__EXERCISE AIM__
Pick out each line with the word "name" from the material that follows.

--------------------------------------------------

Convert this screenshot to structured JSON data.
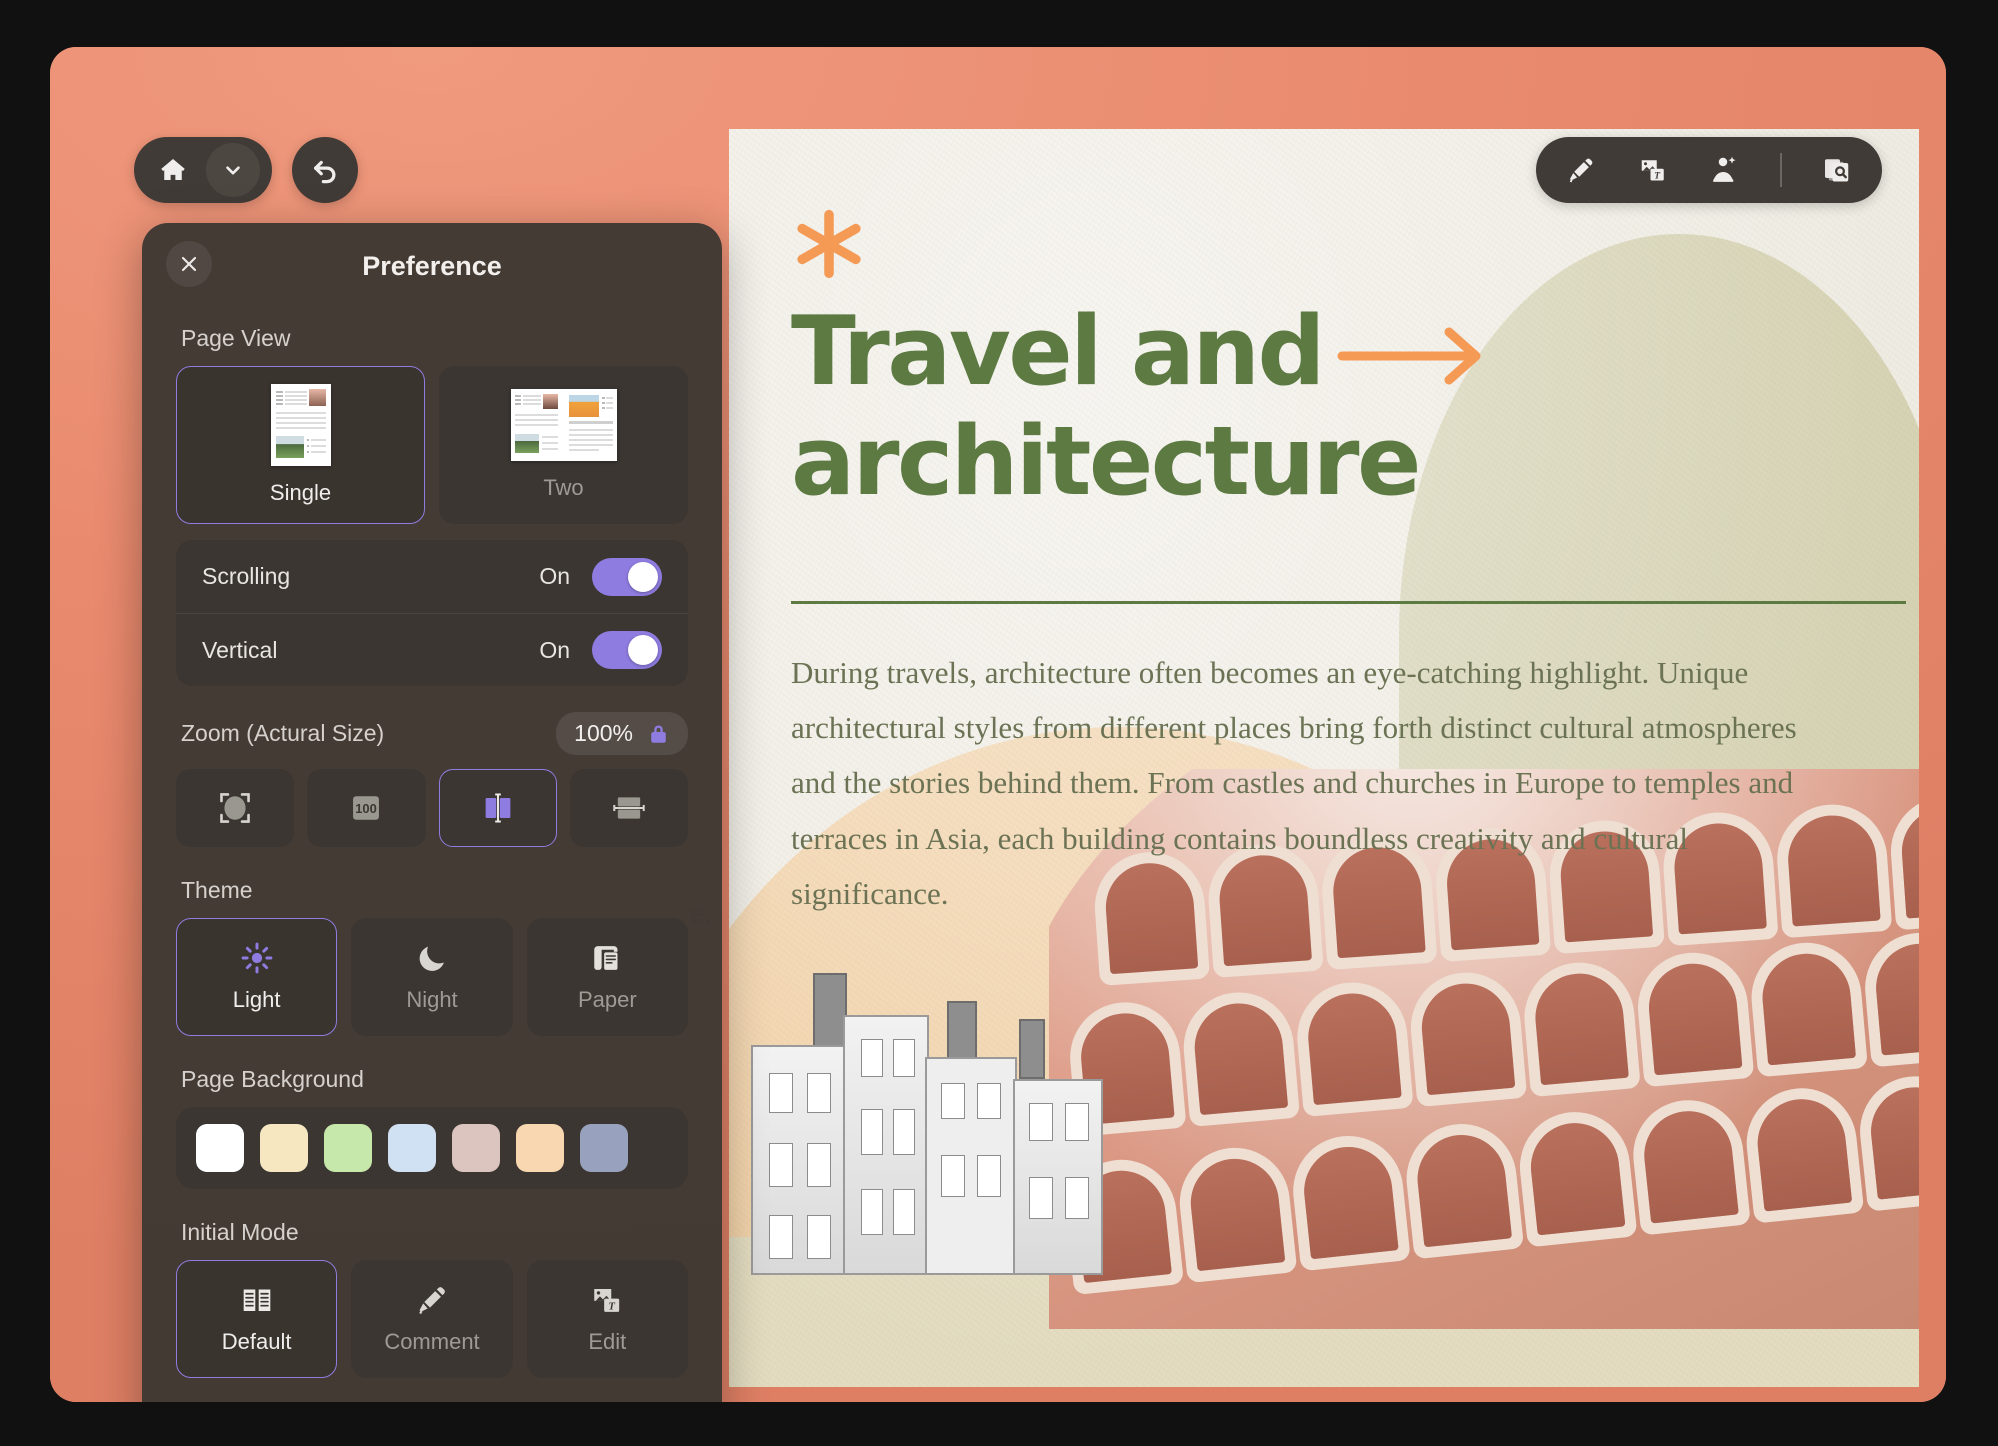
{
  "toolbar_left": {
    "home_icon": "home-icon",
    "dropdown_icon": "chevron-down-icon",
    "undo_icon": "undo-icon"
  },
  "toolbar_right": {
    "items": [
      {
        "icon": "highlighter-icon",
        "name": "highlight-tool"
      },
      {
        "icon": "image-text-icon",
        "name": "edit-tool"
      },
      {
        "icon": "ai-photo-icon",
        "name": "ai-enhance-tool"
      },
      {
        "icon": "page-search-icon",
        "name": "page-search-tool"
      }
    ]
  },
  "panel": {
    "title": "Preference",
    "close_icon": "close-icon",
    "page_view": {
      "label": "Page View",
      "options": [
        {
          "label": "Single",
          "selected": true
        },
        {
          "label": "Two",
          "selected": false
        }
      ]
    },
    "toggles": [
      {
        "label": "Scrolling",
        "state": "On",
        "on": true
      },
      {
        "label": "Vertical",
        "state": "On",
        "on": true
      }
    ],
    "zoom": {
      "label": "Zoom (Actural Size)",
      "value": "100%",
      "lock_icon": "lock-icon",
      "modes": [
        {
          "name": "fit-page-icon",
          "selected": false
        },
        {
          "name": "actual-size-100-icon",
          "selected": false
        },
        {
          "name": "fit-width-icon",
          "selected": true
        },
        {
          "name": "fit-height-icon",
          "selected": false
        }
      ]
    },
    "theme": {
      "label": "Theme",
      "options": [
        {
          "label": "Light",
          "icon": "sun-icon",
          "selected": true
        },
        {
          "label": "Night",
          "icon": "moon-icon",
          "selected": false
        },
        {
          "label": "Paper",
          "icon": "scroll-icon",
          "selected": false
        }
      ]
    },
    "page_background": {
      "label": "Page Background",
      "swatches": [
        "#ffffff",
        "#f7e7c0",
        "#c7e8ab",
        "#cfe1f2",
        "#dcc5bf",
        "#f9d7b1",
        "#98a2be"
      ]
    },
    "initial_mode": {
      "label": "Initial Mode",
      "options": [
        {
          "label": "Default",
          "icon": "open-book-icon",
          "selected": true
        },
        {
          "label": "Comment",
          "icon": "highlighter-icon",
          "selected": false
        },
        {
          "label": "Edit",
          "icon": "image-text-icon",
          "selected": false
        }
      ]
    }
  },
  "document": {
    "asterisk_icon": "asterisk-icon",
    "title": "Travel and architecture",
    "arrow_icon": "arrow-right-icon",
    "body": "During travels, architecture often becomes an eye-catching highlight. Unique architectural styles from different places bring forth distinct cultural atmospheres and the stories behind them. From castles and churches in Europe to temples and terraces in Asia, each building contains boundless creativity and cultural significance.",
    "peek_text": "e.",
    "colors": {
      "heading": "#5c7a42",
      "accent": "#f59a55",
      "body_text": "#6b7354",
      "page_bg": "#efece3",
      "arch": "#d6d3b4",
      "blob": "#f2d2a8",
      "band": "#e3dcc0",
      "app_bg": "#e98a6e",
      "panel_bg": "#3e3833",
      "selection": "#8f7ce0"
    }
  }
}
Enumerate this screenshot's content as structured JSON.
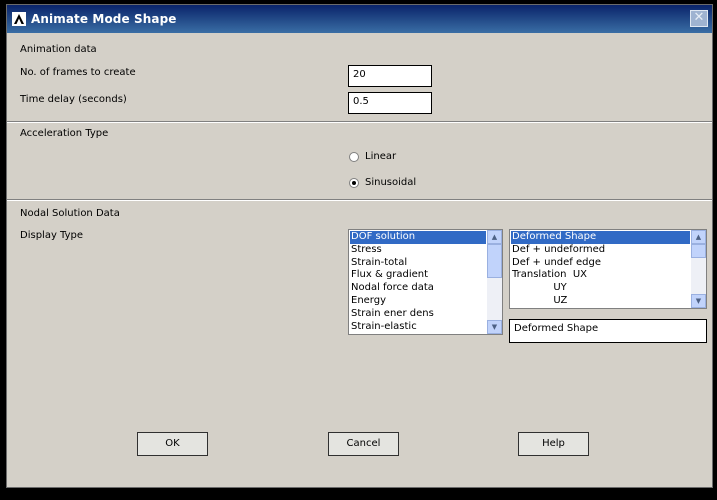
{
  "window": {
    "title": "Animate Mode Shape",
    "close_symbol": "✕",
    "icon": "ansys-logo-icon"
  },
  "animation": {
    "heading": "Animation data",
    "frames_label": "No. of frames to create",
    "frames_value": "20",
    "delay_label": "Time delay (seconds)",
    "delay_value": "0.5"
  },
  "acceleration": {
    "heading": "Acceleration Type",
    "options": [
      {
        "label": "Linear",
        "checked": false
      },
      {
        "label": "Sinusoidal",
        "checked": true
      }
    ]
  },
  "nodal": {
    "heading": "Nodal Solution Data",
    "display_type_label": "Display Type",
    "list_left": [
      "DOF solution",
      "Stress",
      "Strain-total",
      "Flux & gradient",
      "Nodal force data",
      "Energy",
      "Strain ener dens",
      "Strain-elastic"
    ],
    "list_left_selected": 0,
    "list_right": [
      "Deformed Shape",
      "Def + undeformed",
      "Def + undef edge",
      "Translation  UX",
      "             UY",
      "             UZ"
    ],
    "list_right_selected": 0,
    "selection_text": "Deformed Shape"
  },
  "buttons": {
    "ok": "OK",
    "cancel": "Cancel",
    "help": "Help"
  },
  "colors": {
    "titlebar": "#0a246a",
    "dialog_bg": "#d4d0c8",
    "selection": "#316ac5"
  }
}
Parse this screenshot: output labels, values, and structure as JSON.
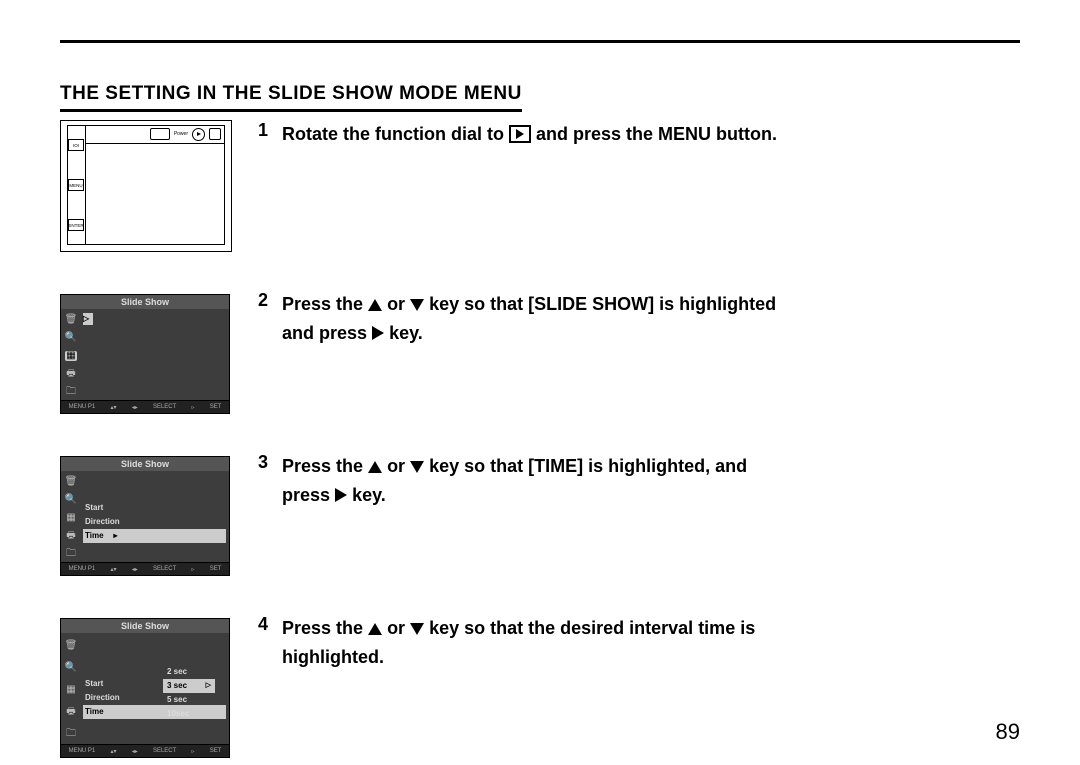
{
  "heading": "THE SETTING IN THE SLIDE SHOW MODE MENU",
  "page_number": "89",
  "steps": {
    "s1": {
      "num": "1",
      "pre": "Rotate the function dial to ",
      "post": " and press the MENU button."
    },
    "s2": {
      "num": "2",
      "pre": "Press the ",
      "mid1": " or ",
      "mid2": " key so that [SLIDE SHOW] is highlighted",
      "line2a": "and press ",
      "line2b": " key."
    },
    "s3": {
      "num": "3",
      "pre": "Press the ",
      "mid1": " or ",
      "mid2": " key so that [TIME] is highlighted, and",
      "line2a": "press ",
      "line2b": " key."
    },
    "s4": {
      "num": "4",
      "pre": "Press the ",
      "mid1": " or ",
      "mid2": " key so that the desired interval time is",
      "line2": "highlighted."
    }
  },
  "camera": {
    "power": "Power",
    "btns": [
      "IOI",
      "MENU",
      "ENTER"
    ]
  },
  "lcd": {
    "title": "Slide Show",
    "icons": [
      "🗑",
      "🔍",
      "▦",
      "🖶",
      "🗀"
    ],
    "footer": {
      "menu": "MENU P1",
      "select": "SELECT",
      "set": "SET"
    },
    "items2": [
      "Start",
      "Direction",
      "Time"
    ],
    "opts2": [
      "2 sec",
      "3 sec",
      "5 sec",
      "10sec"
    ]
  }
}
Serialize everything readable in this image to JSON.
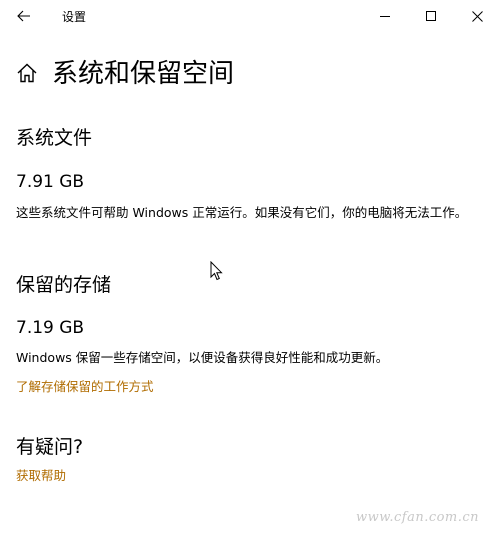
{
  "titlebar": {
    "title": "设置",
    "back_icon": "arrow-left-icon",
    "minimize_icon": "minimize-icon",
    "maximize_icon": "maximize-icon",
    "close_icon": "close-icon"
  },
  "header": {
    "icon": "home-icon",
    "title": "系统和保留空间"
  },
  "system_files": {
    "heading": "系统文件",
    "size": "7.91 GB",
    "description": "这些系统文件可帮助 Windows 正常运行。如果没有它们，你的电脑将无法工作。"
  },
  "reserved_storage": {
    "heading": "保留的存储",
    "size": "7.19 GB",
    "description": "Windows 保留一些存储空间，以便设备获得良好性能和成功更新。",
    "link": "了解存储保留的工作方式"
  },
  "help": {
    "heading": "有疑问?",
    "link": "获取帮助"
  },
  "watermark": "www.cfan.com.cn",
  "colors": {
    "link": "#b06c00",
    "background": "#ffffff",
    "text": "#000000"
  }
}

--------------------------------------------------

__WRITTEN REPLY__
        "name": "highlight-tool"
        "name": "edit-tool"
        "name": "ai-enhance-tool"
        "name": "page-search-tool"
          "name": "fit-page-icon",
          "name": "actual-size-100-icon",
          "name": "fit-width-icon",
          "name": "fit-height-icon",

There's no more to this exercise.